§ **DIRECTIONS**
The entries below are to be written out again without alteration.

■ ■ ■

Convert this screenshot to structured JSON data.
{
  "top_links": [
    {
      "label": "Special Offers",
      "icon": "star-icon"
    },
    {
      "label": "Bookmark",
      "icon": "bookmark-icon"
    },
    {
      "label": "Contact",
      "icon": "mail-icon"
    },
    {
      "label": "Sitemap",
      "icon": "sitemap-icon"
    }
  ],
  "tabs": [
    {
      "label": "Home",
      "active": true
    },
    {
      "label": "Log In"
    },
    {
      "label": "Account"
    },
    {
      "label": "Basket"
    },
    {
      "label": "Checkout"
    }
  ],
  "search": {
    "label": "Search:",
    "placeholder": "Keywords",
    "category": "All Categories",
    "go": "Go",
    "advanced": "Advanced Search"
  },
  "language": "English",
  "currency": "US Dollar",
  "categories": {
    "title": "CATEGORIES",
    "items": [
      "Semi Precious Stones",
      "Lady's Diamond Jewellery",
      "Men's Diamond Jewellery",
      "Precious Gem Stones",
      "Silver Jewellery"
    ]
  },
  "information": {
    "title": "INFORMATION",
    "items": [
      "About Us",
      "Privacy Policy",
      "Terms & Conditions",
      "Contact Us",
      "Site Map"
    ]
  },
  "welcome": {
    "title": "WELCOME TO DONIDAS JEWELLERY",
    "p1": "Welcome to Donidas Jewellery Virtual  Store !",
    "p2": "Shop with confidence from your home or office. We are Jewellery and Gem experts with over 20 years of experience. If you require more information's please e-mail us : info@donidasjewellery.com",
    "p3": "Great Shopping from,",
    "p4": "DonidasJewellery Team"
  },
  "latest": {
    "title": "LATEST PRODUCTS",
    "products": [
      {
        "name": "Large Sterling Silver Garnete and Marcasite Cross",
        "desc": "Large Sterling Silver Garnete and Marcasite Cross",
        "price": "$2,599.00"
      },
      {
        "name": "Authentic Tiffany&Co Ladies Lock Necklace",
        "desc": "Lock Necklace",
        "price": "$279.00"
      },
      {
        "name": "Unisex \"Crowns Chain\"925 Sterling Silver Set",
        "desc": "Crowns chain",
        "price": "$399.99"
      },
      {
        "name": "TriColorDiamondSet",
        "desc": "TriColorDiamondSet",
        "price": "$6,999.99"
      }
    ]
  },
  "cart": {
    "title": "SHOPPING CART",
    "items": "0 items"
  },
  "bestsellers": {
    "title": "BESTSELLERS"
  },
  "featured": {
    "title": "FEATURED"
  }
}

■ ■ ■

§ **ANSWER SPACE**
Convert this screenshot to structured JSON data.
{
  "top_links": [
    {
      "label": "Special Offers",
      "icon": "star-icon"
    },
    {
      "label": "Bookmark",
      "icon": "bookmark-icon"
    },
    {
      "label": "Contact",
      "icon": "mail-icon"
    },
    {
      "label": "Sitemap",
      "icon": "sitemap-icon"
    }
  ],
  "tabs": [
    {
      "label": "Home",
      "active": true
    },
    {
      "label": "Log In"
    },
    {
      "label": "Account"
    },
    {
      "label": "Basket"
    },
    {
      "label": "Checkout"
    }
  ],
  "search": {
    "label": "Search:",
    "placeholder": "Keywords",
    "category": "All Categories",
    "go": "Go",
    "advanced": "Advanced Search"
  },
  "language": "English",
  "currency": "US Dollar",
  "categories": {
    "title": "CATEGORIES",
    "items": [
      "Semi Precious Stones",
      "Lady's Diamond Jewellery",
      "Men's Diamond Jewellery",
      "Precious Gem Stones",
      "Silver Jewellery"
    ]
  },
  "information": {
    "title": "INFORMATION",
    "items": [
      "About Us",
      "Privacy Policy",
      "Terms & Conditions",
      "Contact Us",
      "Site Map"
    ]
  },
  "welcome": {
    "title": "WELCOME TO DONIDAS JEWELLERY",
    "p1": "Welcome to Donidas Jewellery Virtual  Store !",
    "p2": "Shop with confidence from your home or office. We are Jewellery and Gem experts with over 20 years of experience. If you require more information's please e-mail us : info@donidasjewellery.com",
    "p3": "Great Shopping from,",
    "p4": "DonidasJewellery Team"
  },
  "latest": {
    "title": "LATEST PRODUCTS",
    "products": [
      {
        "name": "Large Sterling Silver Garnete and Marcasite Cross",
        "desc": "Large Sterling Silver Garnete and Marcasite Cross",
        "price": "$2,599.00"
      },
      {
        "name": "Authentic Tiffany&Co Ladies Lock Necklace",
        "desc": "Lock Necklace",
        "price": "$279.00"
      },
      {
        "name": "Unisex \"Crowns Chain\"925 Sterling Silver Set",
        "desc": "Crowns chain",
        "price": "$399.99"
      },
      {
        "name": "TriColorDiamondSet",
        "desc": "TriColorDiamondSet",
        "price": "$6,999.99"
      }
    ]
  },
  "cart": {
    "title": "SHOPPING CART",
    "items": "0 items"
  },
  "bestsellers": {
    "title": "BESTSELLERS"
  },
  "featured": {
    "title": "FEATURED"
  }
}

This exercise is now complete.